“It has been shown that the alliance between the Supreme Council and the Muslim Brotherhood in the first weeks after Mubarak stepped down from power is still at work. They are reluctant to hand over power to the civil authority,” Naoum said.
“I guess that’s what happened in Maspero was planned to corrupt the previous plans to hit the security and stability of Egypt from the inside and to sow fear and foment sedition among all the sects of the nation,” Naoum said.
“Their plans to promote even more hate have succeeded,” Naoum said.
“Maybe there are elements in the hands of the Supreme Council at that, but what was in front of my eyes was that during those events, those elements planned for the persecution to happen and to keep the country in a precarious and unsafe condition,” Naoum said.
However, Naoum believes that there is a higher power at work that will thwart the Muslim Brotherhood’s plans for a power grab.
“This is what we know about what’s happening, but what is in the darkness God is able to refute and dispel their plans,” Naoum said.
WND previously reported that the Muslim Brotherhood, which initially sought to allay fears Egypt would adopt radical Islam after the fall of Mubarak, has reversed course and now is “working to maximize its achievements in the upcoming elections.”
That was from a report in the Middle East Media Research Institute.
WND columnist Diana West recently wrote that in Egypt, the destruction of Coptic Christians now has become “Islamically correct.”
She cited the deaths of the 25 Christians.
“The unarmed Copts were protesting the destruction of yet another church in Egypt, St. George’s, which on Sept. 30 was set upon by thousands of Muslim men following Friday prayers. Why? The trigger was repair work on the building – work that the local council and governor had approved,” she said. “Does that explanation make any sense? Not to anyone ignorant of Islamic law. Unfortunately, that criterion includes virtually all media reporting the story.”

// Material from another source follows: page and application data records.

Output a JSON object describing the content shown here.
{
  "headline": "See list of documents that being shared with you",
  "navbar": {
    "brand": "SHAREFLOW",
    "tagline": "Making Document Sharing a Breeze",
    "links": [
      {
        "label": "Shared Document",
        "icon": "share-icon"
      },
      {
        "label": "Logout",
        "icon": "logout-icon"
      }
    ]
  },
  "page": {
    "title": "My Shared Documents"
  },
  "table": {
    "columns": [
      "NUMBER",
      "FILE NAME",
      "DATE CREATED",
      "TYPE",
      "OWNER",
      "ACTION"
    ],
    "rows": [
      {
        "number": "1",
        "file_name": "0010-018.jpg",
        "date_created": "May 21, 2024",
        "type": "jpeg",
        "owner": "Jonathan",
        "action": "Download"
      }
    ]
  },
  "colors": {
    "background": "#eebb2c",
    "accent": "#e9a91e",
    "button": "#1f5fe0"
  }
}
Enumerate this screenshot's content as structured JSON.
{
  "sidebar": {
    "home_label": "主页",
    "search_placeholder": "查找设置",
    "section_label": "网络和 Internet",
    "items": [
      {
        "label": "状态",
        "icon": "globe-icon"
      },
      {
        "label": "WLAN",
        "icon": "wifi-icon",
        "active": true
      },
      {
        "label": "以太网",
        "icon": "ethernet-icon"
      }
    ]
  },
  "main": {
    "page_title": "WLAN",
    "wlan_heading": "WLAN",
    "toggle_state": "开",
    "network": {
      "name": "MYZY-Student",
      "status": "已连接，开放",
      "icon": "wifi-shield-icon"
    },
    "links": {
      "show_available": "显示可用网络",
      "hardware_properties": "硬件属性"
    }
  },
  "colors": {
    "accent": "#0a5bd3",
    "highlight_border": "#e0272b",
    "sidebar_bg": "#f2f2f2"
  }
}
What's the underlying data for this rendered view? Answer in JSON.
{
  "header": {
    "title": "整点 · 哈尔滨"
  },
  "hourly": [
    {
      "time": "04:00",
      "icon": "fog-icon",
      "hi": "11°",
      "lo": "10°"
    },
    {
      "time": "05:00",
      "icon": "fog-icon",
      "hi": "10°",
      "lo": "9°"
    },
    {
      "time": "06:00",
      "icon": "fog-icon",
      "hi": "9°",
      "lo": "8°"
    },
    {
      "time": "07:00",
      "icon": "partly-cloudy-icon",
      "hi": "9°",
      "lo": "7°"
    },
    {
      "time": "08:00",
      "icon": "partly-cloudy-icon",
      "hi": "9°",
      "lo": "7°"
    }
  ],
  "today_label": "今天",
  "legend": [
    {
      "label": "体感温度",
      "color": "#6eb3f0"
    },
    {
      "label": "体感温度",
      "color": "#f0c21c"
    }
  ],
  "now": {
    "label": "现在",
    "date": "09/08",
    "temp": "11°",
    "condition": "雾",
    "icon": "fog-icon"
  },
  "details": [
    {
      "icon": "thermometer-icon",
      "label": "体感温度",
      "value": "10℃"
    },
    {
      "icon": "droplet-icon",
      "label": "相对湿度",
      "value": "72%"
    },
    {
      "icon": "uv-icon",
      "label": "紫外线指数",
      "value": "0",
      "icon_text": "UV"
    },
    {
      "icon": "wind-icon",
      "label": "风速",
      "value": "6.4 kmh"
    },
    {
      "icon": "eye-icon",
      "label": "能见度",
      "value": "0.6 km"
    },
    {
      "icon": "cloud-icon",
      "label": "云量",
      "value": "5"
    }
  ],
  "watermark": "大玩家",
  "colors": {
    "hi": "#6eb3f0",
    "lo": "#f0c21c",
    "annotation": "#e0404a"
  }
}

WND reported only weeks ago that a rising leader in the radical Islamic movement in Egypt said Christian churches may need to be blown up and Christians exterminated to allow the advance of Islamic law.
The comments came from Sheik ‘Adel Shehato, a senior leader with the Egyptian Islamic Jihad terrorist group. The sheik was jailed in 1991 because of his positions but was released earlier this year in the revolution that removed Mubarak from power.
His interview was with the Egyptian daily Roz Al-Yousef.
The sheik, a senior jihadist leader, responded to a question about using violence against Christians, who make up a substantial minority in Egypt.
“Are you against blowing up churches?” a newspaper interviewer asked Shehato.
“Yes and no,” he replied. “The Christian is free to worship his God in his church, but if the Christians make problems for the Muslims, I will exterminate them. I am guided by the Shariah, and it stipulates that they must pay the jizya tax while in a state of humiliation.”
“These positions of yours frighten us, as Egyptians,” the interviewer said.
“I will not act [in ways] that contradict my faith just in order to please the people. … We say to the Christians, convert to Islam or pay the jizya, otherwise we will fight you. The Shariah is not based on logic but on divine law. That is why we oppose universal, manmade constitutions.”